From La Suite Vollard, Published by A. Vollard, Paris, 1939, sold by Libreria Prandi, Reggio Emilia, Italy, with their blindstamp in the lower right sheet corner, some pale light staining recto, with some backboard staining, two small rust-spots and old adhesive hinges at the upper sheet corners on the reverse, framed P. 193 x 267 mm., S. 340 x 445 mm

Image rights: ​Robin Rile Fine Art

​Libreria Prandi, Reggio Emilia, Italy (Private Collection) Christies, London, King Street, Sale 7712, Lot 109, April 8, 2009 Martin Lawrence Galleries (Private Collection).

About Pablo Picasso

A prolific and tireless innovator of art forms, Pablo Picasso impacted the course of 20th-century art with unparalleled magnitude.
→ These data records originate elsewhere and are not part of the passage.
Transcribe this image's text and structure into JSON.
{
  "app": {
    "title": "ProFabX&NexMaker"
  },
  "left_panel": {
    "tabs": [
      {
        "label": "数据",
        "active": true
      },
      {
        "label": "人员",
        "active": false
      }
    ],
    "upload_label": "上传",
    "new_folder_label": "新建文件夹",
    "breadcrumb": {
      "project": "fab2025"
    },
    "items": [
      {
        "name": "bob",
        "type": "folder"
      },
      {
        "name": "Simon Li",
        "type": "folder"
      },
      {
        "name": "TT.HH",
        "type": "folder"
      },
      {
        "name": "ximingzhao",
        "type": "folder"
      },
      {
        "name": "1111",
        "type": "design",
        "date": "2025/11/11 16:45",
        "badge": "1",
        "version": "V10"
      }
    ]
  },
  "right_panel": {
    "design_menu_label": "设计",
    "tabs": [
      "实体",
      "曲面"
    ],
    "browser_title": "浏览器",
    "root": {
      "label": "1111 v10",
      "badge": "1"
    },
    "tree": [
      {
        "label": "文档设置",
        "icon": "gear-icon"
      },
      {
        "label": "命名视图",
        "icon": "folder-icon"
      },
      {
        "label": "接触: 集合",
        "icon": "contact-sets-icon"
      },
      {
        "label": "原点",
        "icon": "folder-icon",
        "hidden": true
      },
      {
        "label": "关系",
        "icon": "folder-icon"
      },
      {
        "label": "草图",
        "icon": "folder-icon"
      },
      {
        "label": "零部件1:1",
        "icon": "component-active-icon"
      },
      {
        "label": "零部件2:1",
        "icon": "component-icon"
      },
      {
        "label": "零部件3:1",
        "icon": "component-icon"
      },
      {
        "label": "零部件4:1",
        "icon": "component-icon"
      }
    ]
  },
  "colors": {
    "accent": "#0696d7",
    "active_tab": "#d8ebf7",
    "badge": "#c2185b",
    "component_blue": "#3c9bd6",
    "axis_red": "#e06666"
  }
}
Inspired by African and Iberian art and developments in the world around him, Picasso contributed significantly to a number of artistic movements, notably Cubism, Surrealism, Neoclassicism, and Expressionism. Along with Georges Braque, Picasso is best known for pioneering Cubism in an attempt to reconcile three-dimensional space with the two-dimensional picture plane, once asking, “Are we to paint what’s on the face, what’s inside the face, or what’s behind it?” Responding to the Spanish Civil War, he painted his most famous work, Guernica (1937), whose violent images of anguished figures rendered in grisaille made it a definitive work of anti-war art. “Painting is not made to decorate apartments,” he said. “It’s an offensive and defensive weapon against the enemy.” Picasso’s sizable oeuvre includes over 20,000 paintings, prints, drawings, sculptures, ceramics, theater sets, and costume designs.

Spanish, 1881-1973, Malaga, Spain, based in Paris and Mougins, France